Breast cancer tumours in a Petri dish responded better to a cannabis extract than pure THC alone in a 2018 study trusted Source. However, terpenes were not thought to be the primary cause of those synergistic effects; rather, other cannabinoids were.
If you use CBD for therapeutic purposes, this is a crucial factor to take into account. A full-spectrum CBD product, which also contains terpenes and other cannabinoids, including trace quantities of THC, may be worth trying if you use a CBD isolate and discover it doesn’t have the intended effect.
Effects of Typical Terpenes
Although there are 400 identified terpenes in cannabis, only a small number of them have been associated with particular effects.
Here are a few typical terpenes and some possible effects:
- Beta-caryophyllene. Beta-caryophyllene, a key component of hops, rosemary, and cloves, may be useful for treating anxiety and depressive symptoms.
- Beta-pinene. If you’ve ever taken a stroll through a coniferous forest, you’re familiar with the scent of beta-pinene, which may also have anti-cancer and anti-depressant properties. properties from Trusted Sources.
- Humulene. This terpene can be found in ginseng, a plant traditionally utilised in folk medicine for its stimulating properties.
- Limonene. Limonene, one of the most widely distributed terpenes, has distinct citrus undertones and may have anti-cancer qualities. It has been demonstrated in mice that Trusted Source has anti-anxiety effects.
- Linalool. Linalool-containing cannabis may be of interest to those who enjoy using lavender in aromatherapy since it may help reduce tension.
- Myrcene. Myrcene, which is found in mangoes, has antifungal and antibacterial activities and may also have sedative effects.
Remember that a lot of the terpenes research is still in its infancy.

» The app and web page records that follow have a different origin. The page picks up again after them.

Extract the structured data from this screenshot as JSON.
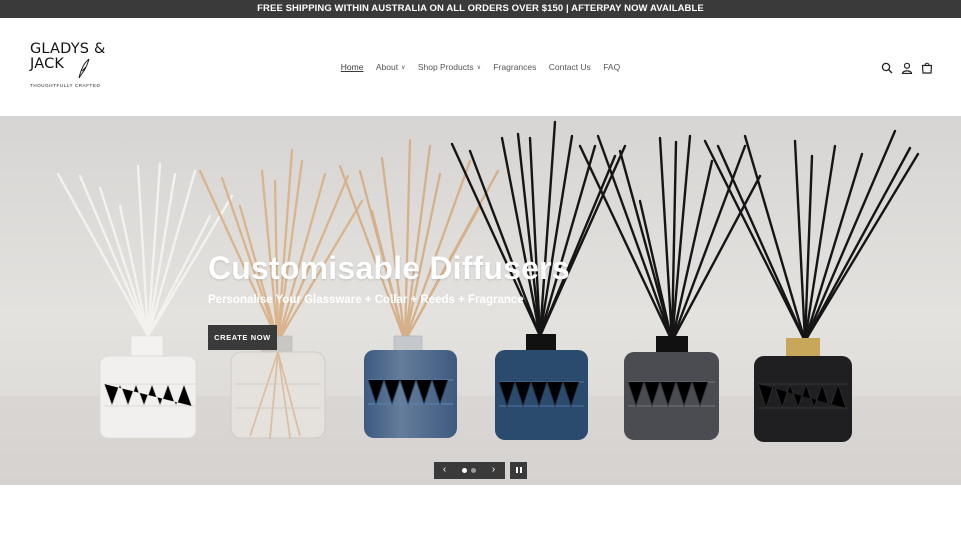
{
  "announcement": {
    "text": "FREE SHIPPING WITHIN AUSTRALIA ON ALL ORDERS OVER $150 | AFTERPAY NOW AVAILABLE"
  },
  "logo": {
    "line1": "GLADYS &",
    "line2": "JACK",
    "tagline": "THOUGHTFULLY CRAFTED"
  },
  "nav": {
    "items": [
      {
        "label": "Home",
        "active": true,
        "dropdown": false
      },
      {
        "label": "About",
        "active": false,
        "dropdown": true
      },
      {
        "label": "Shop Products",
        "active": false,
        "dropdown": true
      },
      {
        "label": "Fragrances",
        "active": false,
        "dropdown": false
      },
      {
        "label": "Contact Us",
        "active": false,
        "dropdown": false
      },
      {
        "label": "FAQ",
        "active": false,
        "dropdown": false
      }
    ]
  },
  "header_icons": [
    "search-icon",
    "account-icon",
    "cart-icon"
  ],
  "hero": {
    "title": "Customisable Diffusers",
    "subtitle": "Personalise Your Glassware + Collar + Reeds + Fragrance",
    "button_label": "CREATE NOW"
  },
  "slider": {
    "slide_count": 2,
    "active_index": 0,
    "prev_icon": "chevron-left-icon",
    "next_icon": "chevron-right-icon",
    "pause_icon": "pause-icon"
  },
  "colors": {
    "announcement_bg": "#3a3a3a",
    "button_bg": "#3a3a3a",
    "hero_text": "#ffffff"
  }
}
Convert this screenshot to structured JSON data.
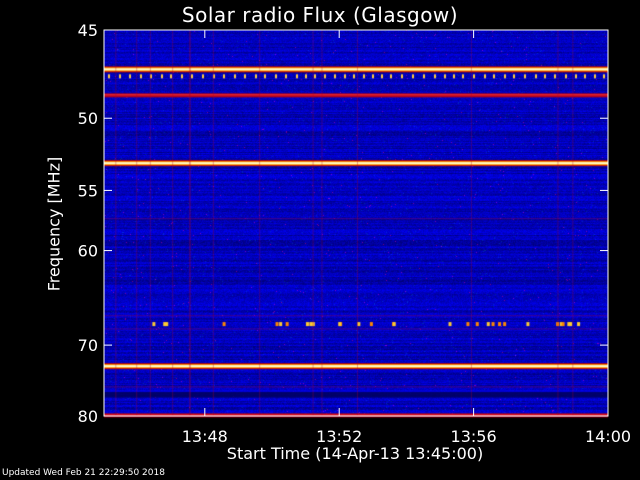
{
  "chart_data": {
    "type": "heatmap",
    "title": "Solar radio Flux (Glasgow)",
    "xlabel": "Start Time (14-Apr-13 13:45:00)",
    "ylabel": "Frequency [MHz]",
    "x_ticks": [
      "13:48",
      "13:52",
      "13:56",
      "14:00"
    ],
    "x_tick_minutes": [
      48,
      52,
      56,
      60
    ],
    "x_range_minutes": [
      45,
      60
    ],
    "y_ticks": [
      45,
      50,
      55,
      60,
      70,
      80
    ],
    "y_range_mhz": [
      45,
      80
    ],
    "y_scale": "reciprocal",
    "colormap": [
      "#000070",
      "#0000dd",
      "#1a1aff",
      "#d01010",
      "#ff9900",
      "#ffffc0"
    ],
    "bright_bands_mhz": [
      {
        "freq": 47.1,
        "intensity": "saturated"
      },
      {
        "freq": 48.6,
        "intensity": "medium"
      },
      {
        "freq": 53.0,
        "intensity": "saturated"
      },
      {
        "freq": 72.7,
        "intensity": "saturated"
      },
      {
        "freq": 79.9,
        "intensity": "medium"
      }
    ],
    "dark_bands_mhz": [
      76.7
    ],
    "grid": false
  },
  "footer": "Updated Wed Feb 21 22:29:50 2018"
}
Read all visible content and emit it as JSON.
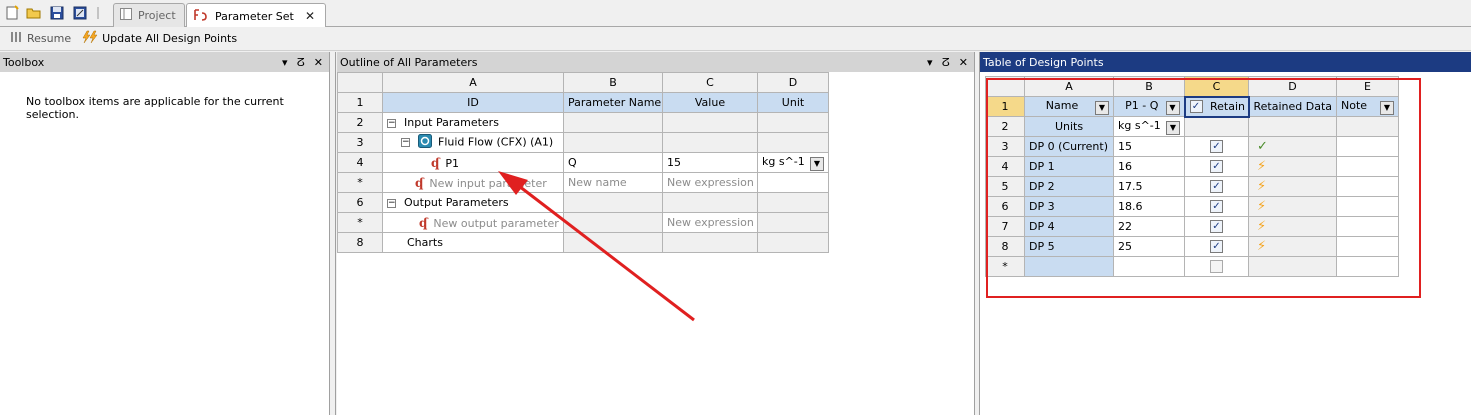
{
  "tabs": {
    "project": "Project",
    "parameter_set": "Parameter Set",
    "close_glyph": "✕"
  },
  "toolbar": {
    "resume": "Resume",
    "update_all": "Update All Design Points"
  },
  "toolbox": {
    "title": "Toolbox",
    "message": "No toolbox items are applicable for the current selection."
  },
  "panel_controls": {
    "dropdown": "▾",
    "pin": "ⵒ",
    "close": "✕"
  },
  "outline": {
    "title": "Outline of All Parameters",
    "col_letters": [
      "A",
      "B",
      "C",
      "D"
    ],
    "headers": [
      "ID",
      "Parameter Name",
      "Value",
      "Unit"
    ],
    "rows": [
      {
        "num": "2",
        "id": "Input Parameters",
        "name": "",
        "value": "",
        "unit": ""
      },
      {
        "num": "3",
        "id": "Fluid Flow (CFX) (A1)",
        "name": "",
        "value": "",
        "unit": ""
      },
      {
        "num": "4",
        "id": "P1",
        "name": "Q",
        "value": "15",
        "unit": "kg s^-1"
      },
      {
        "num": "*",
        "id": "New input parameter",
        "name": "New name",
        "value": "New expression",
        "unit": ""
      },
      {
        "num": "6",
        "id": "Output Parameters",
        "name": "",
        "value": "",
        "unit": ""
      },
      {
        "num": "*",
        "id": "New output parameter",
        "name": "",
        "value": "New expression",
        "unit": ""
      },
      {
        "num": "8",
        "id": "Charts",
        "name": "",
        "value": "",
        "unit": ""
      }
    ],
    "header_row_num": "1",
    "expander_glyph": "−"
  },
  "design_points": {
    "title": "Table of Design Points",
    "col_letters": [
      "A",
      "B",
      "C",
      "D",
      "E"
    ],
    "headers": [
      "Name",
      "P1 - Q",
      "Retain",
      "Retained Data",
      "Note"
    ],
    "header_row_num": "1",
    "units_row": {
      "num": "2",
      "label": "Units",
      "unit": "kg s^-1"
    },
    "rows": [
      {
        "num": "3",
        "name": "DP 0 (Current)",
        "q": "15",
        "retain": true,
        "status": "ok"
      },
      {
        "num": "4",
        "name": "DP 1",
        "q": "16",
        "retain": true,
        "status": "needs-update"
      },
      {
        "num": "5",
        "name": "DP 2",
        "q": "17.5",
        "retain": true,
        "status": "needs-update"
      },
      {
        "num": "6",
        "name": "DP 3",
        "q": "18.6",
        "retain": true,
        "status": "needs-update"
      },
      {
        "num": "7",
        "name": "DP 4",
        "q": "22",
        "retain": true,
        "status": "needs-update"
      },
      {
        "num": "8",
        "name": "DP 5",
        "q": "25",
        "retain": true,
        "status": "needs-update"
      }
    ],
    "new_row_num": "*",
    "glyphs": {
      "check": "✓",
      "ok": "✓",
      "lightning": "⚡",
      "dropdown": "▼"
    }
  },
  "colors": {
    "annotation_red": "#e02020",
    "active_title": "#1c3b82",
    "selected_blue": "#c9dcf1",
    "highlight_header": "#f5d98a"
  }
}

To completely comprehend the effects that various terpene profiles have on health, more high-quality research on people is required.
Increasing Their Advantages
Want to learn more about terpenes? Observe the following advice:
- Go over the label. Terpene profiles (typically the three most abundant terpenes) and product concentrations are included in some cannabis products that have undergone laboratory testing (usually a number that sits around 2 per cent).
- Verify the freshness. In order to avoid a decrease in terpene concentration, look for items with a recent packaging date. If you can, take a whiff of the flower if you decide to use it. Not stale, but aromatic (a sign of high terpene content) is what you want.
- With cannabis oil, exercise caution. Simulated terpenes are frequently added to oil-based vaping products. Although it’s unclear whether synthetic terpenes work any less effective than natural ones, they are frequently utilised to make household cleaners and other chemicals. Exercise vigilance and be suspicious of marketing materials that make lofty promises.
- Reduce the heat. There is some proof that dabbing, which uses extreme heat, could cause synthetic terpenes to break down, producing potentially hazardous metabolites. You might want to stick with a vaping flowers at a low temperature or eating edibles until experts learn more about how heat affects terpenes.
- Publish a journal. Take note of your intake technique and how you feel as you experiment with various terpene profiles. This will eventually enable you to identify the ideal terpene profile for the desired results.